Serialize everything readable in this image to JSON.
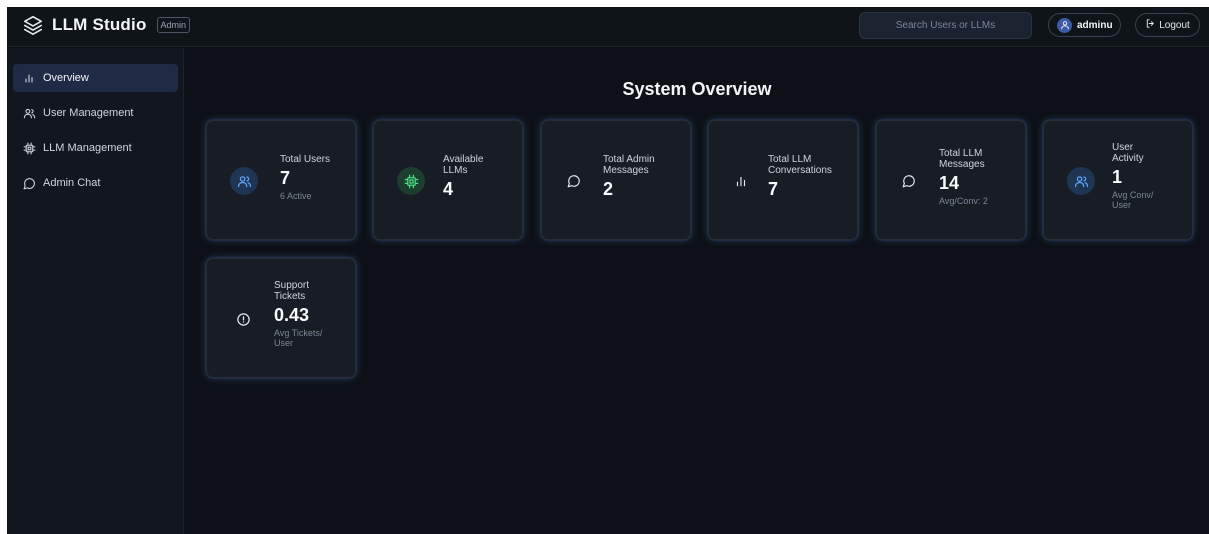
{
  "app": {
    "title": "LLM Studio",
    "badge": "Admin"
  },
  "header": {
    "search_placeholder": "Search Users or LLMs",
    "user_name": "adminu",
    "logout_label": "Logout"
  },
  "sidebar": {
    "items": [
      {
        "label": "Overview",
        "icon": "bar-chart-icon",
        "active": true
      },
      {
        "label": "User Management",
        "icon": "users-icon",
        "active": false
      },
      {
        "label": "LLM Management",
        "icon": "cpu-icon",
        "active": false
      },
      {
        "label": "Admin Chat",
        "icon": "chat-icon",
        "active": false
      }
    ]
  },
  "main": {
    "title": "System Overview",
    "cards": [
      {
        "label_lines": [
          "Total Users"
        ],
        "value": "7",
        "sub_lines": [
          "6 Active"
        ],
        "icon": "users-icon"
      },
      {
        "label_lines": [
          "Available",
          "LLMs"
        ],
        "value": "4",
        "sub_lines": [],
        "icon": "cpu-icon"
      },
      {
        "label_lines": [
          "Total Admin",
          "Messages"
        ],
        "value": "2",
        "sub_lines": [],
        "icon": "chat-icon"
      },
      {
        "label_lines": [
          "Total LLM",
          "Conversations"
        ],
        "value": "7",
        "sub_lines": [],
        "icon": "bar-chart-icon"
      },
      {
        "label_lines": [
          "Total LLM",
          "Messages"
        ],
        "value": "14",
        "sub_lines": [
          "Avg/Conv: 2"
        ],
        "icon": "chat-icon"
      },
      {
        "label_lines": [
          "User",
          "Activity"
        ],
        "value": "1",
        "sub_lines": [
          "Avg Conv/",
          "User"
        ],
        "icon": "users-icon"
      },
      {
        "label_lines": [
          "Support",
          "Tickets"
        ],
        "value": "0.43",
        "sub_lines": [
          "Avg Tickets/",
          "User"
        ],
        "icon": "alert-circle-icon"
      }
    ]
  },
  "colors": {
    "background": "#0d1117",
    "sidebar": "#12171f",
    "active_nav": "#1f2a44",
    "card": "#171c25",
    "card_glow": "#5a8ce6",
    "blue_icon": "#60a5fa",
    "green_icon": "#4ade80"
  }
}
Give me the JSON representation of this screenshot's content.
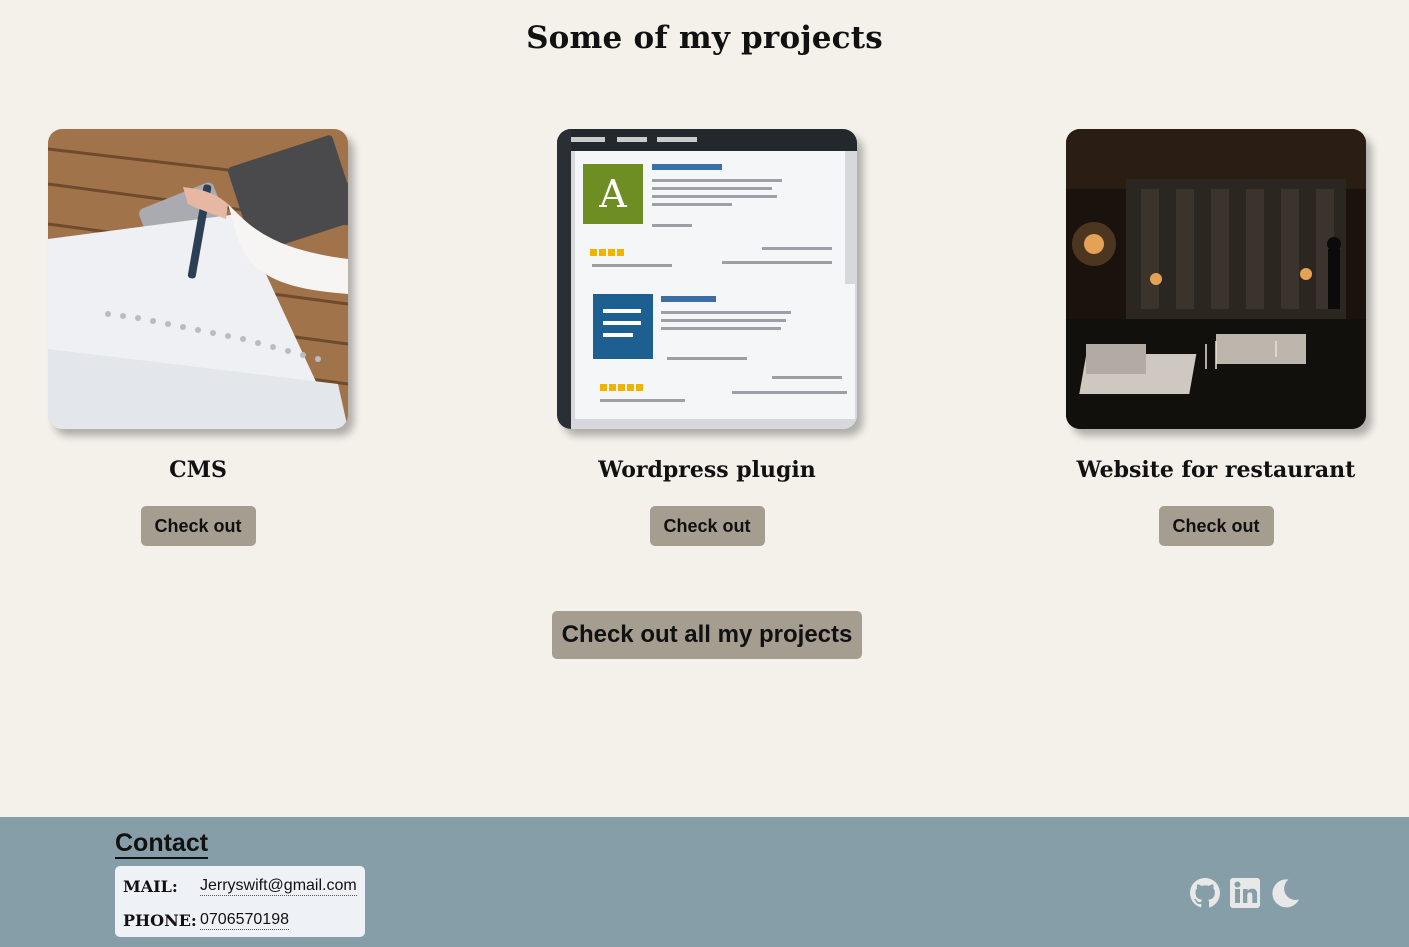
{
  "section": {
    "title": "Some of my projects"
  },
  "projects": [
    {
      "title": "CMS",
      "button_label": "Check out",
      "image_subject": "notebook-desk-photo"
    },
    {
      "title": "Wordpress plugin",
      "button_label": "Check out",
      "image_subject": "wordpress-plugins-screen-photo"
    },
    {
      "title": "Website for restaurant",
      "button_label": "Check out",
      "image_subject": "restaurant-interior-photo"
    }
  ],
  "all_projects_button": "Check out all my projects",
  "footer": {
    "contact_title": "Contact",
    "mail_label": "MAIL:",
    "mail_value": "Jerryswift@gmail.com",
    "phone_label": "PHONE:",
    "phone_value": "0706570198",
    "icons": [
      "github-icon",
      "linkedin-icon",
      "moon-icon"
    ]
  },
  "colors": {
    "page_background": "#f4f1eb",
    "button": "#a59d90",
    "footer": "#869ea8",
    "contact_box": "#eef2f7",
    "icon": "#e8e8e8"
  }
}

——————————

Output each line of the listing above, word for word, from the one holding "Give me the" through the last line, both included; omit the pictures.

Give me the JSON representation of this screenshot's content.
{
  "section": {
    "title": "Some of my projects"
  },
  "projects": [
    {
      "title": "CMS",
      "button_label": "Check out",
      "image_subject": "notebook-desk-photo"
    },
    {
      "title": "Wordpress plugin",
      "button_label": "Check out",
      "image_subject": "wordpress-plugins-screen-photo"
    },
    {
      "title": "Website for restaurant",
      "button_label": "Check out",
      "image_subject": "restaurant-interior-photo"
    }
  ],
  "all_projects_button": "Check out all my projects",
  "footer": {
    "contact_title": "Contact",
    "mail_label": "MAIL:",
    "mail_value": "Jerryswift@gmail.com",
    "phone_label": "PHONE:",
    "phone_value": "0706570198",
    "icons": [
      "github-icon",
      "linkedin-icon",
      "moon-icon"
    ]
  },
  "colors": {
    "page_background": "#f4f1eb",
    "button": "#a59d90",
    "footer": "#869ea8",
    "contact_box": "#eef2f7",
    "icon": "#e8e8e8"
  }
}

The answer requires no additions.